Byline: DAVID COHEN
JANINE SCARISBROOK grew up in a middle- class home with parents who believed you got married before you lived together.
But Janine, and her friends at Lancaster University, where she was studying for her Bachelor of Music, saw little merit in the 'empty ritual of marriage'.
Real commitment, they believed, lay in the heart and mind, not 'a meaningless piece of legal paper'.
Ten years ago, when Janine was 19, she met and fell in love with David, a handsome self-employed builder 15 years her senior, and promptly moved in with him.
Later, they bought a house together in Windermere, Cumbria.
'My parents strongly disapproved,' she recalls. 'But it didn't bother me.
'There was no social stigma. If anything quite the opposite. When one of my colleagues at university got married and had a child, my friends and I thought it quite shocking that she should want to do that.' After four years of living with David, Janine began to think about children. 'We had built our nest and now I desperately wanted to put something in it.' David deflected the idea at first, but when he turned 40, he decided the time was right to start a family. For the first time, Janine, then 25, began to think of marriage. 'I wanted our child to grow up in a secure two-parent family and marriage seemed the best way to achieve that.' But how could she bring it up at this late stage? 'I didn't want to push it, because, as David said: "We're having a child together - what could be more of a commitment than that?"' Janine dropped the subject, and she and David concentrated on trying to have a baby.

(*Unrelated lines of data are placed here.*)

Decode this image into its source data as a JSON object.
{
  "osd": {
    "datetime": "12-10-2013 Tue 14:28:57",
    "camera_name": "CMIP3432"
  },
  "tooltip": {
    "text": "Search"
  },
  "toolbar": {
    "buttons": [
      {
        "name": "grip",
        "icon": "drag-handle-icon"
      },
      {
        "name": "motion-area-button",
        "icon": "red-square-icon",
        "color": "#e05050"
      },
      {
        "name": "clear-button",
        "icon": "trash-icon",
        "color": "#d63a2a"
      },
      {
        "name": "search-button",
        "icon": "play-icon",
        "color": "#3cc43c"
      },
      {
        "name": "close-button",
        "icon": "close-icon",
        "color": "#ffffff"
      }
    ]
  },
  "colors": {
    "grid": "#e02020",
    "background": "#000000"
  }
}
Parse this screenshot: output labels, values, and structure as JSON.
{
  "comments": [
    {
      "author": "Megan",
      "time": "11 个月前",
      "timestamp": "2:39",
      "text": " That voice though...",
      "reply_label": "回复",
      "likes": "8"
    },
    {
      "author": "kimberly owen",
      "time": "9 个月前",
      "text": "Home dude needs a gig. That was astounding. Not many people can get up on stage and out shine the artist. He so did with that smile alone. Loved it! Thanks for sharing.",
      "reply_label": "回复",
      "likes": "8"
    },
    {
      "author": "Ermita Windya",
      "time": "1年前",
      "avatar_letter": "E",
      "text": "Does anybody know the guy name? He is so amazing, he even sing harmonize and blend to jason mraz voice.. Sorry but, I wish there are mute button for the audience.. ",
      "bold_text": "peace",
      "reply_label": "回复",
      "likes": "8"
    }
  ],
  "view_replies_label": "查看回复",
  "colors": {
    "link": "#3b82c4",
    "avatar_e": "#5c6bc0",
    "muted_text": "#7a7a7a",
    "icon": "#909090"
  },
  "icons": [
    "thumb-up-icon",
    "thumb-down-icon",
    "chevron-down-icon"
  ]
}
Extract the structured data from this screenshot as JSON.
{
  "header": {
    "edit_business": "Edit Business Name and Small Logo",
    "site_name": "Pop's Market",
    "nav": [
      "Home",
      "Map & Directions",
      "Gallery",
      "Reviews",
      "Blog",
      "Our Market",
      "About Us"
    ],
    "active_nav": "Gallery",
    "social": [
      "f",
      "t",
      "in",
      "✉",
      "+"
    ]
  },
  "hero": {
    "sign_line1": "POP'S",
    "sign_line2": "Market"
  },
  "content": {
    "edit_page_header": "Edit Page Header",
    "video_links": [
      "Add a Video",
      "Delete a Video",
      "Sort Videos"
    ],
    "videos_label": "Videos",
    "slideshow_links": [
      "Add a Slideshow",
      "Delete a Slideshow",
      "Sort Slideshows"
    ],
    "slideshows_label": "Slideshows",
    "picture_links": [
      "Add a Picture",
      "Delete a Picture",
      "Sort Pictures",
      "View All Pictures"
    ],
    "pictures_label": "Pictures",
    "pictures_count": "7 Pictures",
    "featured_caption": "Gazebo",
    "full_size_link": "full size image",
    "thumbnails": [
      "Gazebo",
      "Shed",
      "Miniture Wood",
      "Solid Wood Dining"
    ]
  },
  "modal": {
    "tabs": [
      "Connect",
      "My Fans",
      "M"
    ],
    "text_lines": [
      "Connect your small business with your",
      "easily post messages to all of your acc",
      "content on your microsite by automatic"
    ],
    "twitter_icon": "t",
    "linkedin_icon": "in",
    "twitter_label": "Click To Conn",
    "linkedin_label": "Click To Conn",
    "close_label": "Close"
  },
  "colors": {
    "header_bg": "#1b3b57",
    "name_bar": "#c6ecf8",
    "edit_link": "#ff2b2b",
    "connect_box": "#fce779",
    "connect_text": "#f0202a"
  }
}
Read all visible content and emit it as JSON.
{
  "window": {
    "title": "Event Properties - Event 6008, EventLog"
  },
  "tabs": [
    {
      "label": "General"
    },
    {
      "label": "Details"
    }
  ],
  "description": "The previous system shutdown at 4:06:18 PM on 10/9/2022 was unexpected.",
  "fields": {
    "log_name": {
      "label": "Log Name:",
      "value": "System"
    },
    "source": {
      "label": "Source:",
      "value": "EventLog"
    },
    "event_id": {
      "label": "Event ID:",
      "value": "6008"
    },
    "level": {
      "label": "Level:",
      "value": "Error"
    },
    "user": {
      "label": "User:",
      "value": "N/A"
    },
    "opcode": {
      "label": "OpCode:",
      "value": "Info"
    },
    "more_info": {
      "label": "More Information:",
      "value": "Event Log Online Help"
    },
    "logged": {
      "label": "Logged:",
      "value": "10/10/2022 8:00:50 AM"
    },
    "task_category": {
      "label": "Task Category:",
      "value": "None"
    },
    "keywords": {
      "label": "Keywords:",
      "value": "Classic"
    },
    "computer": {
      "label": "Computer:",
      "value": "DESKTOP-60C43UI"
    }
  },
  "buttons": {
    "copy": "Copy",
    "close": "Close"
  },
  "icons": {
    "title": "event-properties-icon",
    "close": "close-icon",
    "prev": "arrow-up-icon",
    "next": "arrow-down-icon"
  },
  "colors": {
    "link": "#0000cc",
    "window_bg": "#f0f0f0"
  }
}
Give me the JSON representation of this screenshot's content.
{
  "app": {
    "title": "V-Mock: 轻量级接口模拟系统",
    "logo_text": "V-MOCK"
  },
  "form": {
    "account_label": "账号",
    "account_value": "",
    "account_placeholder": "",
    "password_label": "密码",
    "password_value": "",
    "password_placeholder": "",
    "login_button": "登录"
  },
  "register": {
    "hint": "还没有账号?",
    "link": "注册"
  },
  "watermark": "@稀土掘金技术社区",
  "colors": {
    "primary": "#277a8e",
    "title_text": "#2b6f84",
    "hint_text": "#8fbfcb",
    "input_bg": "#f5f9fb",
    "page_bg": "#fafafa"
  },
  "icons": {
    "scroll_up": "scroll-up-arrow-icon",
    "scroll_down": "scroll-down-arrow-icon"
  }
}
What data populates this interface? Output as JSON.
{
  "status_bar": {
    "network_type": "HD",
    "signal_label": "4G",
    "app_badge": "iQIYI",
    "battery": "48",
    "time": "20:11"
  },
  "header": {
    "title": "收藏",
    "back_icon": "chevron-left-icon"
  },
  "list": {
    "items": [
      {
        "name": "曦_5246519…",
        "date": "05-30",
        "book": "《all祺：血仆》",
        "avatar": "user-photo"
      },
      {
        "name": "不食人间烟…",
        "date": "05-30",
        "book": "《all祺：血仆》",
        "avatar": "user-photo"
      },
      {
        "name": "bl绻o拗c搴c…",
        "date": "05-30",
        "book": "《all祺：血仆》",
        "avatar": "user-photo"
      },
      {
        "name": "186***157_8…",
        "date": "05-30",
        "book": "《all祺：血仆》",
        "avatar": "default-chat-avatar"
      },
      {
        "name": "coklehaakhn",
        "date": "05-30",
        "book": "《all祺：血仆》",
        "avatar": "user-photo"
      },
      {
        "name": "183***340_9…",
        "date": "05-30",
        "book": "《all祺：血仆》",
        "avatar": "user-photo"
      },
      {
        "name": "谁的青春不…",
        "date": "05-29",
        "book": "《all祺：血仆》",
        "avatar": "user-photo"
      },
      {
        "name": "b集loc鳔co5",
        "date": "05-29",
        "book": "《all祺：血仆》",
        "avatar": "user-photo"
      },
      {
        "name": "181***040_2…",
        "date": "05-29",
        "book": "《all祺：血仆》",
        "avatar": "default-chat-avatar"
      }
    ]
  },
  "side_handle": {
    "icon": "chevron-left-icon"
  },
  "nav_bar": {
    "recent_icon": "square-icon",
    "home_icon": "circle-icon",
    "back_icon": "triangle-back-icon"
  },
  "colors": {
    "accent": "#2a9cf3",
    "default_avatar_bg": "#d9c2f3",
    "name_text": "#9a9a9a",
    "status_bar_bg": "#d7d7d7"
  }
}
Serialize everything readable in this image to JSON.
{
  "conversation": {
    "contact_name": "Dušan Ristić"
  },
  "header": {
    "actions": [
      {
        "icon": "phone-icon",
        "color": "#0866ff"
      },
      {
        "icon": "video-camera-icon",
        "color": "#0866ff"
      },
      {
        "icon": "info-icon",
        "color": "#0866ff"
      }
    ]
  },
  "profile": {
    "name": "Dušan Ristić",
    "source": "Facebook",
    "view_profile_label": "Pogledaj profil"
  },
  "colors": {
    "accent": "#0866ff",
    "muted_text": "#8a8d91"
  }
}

Five months later, as he was about to go on a jog, she grabbed him affectionately and said: 'David. There's something you might like to think about while you're on your run: I'm pregnant.' David just stood there. 'Oh well, it's what you wanted,' he said flatly, before scuttling out the door.
Janine spent the day trying to rationalise his behaviour. 'I thought he just needed time to adjust.' AS THE pregnancy progressed, David's behaviour changed dramatically. 'I think he just freaked out at the encroaching reality of becoming a father.
'More and more, he seemed to back away from me, preferring to go out drinking with his single male friends. He didn't want to talk about the baby at all. I felt upset and alone.
'It was like we'd stood on the edge of a pool, hand-in-hand, and decided to dive in together. I had dived into the deep end, but when I surfaced he was still standing on the edge.' In January 1999, Janine gave birth to George.
David seemed to love him, but he also seemed increasingly distant from Janine.
She started to suspect that he was seeing someone else.
Five months later, after a row in which he finally admitted that he had indeed met someone else during Janine's pregnancy, he left. It was remarkably easy to do. Despite six years together, and having started a family, there were no formalities. He just packed a suitcase. Within a few days he was cohabiting with another woman.
Janine was devastated. She had become a lone parent - something she never expected.
But a study released last month shows that Janine should not have been so surprised.
Jill Kirby, author of Broken Hearts: Family Decline And The Consequences For Society, published by the Centre For Policy Studies, says cohabiting couples are six and a half times more likely than married couples to split up after the birth of a child.
Within five years of the birth, 52 per cent of cohabitees have split up, compared with only eight per cent of married couples.
Over the past 30 years, we have witnessed a drastic shift in society's attitudes towards marriage. In 1971, just eight per cent of children born in the UK were born outside of marriage.
Today, it is 39 per cent and rising.
Kirby's report shows that cohabitation, or marriage-lite as some social scientists call it, is not the harmless alternative to marriage many had imagined. …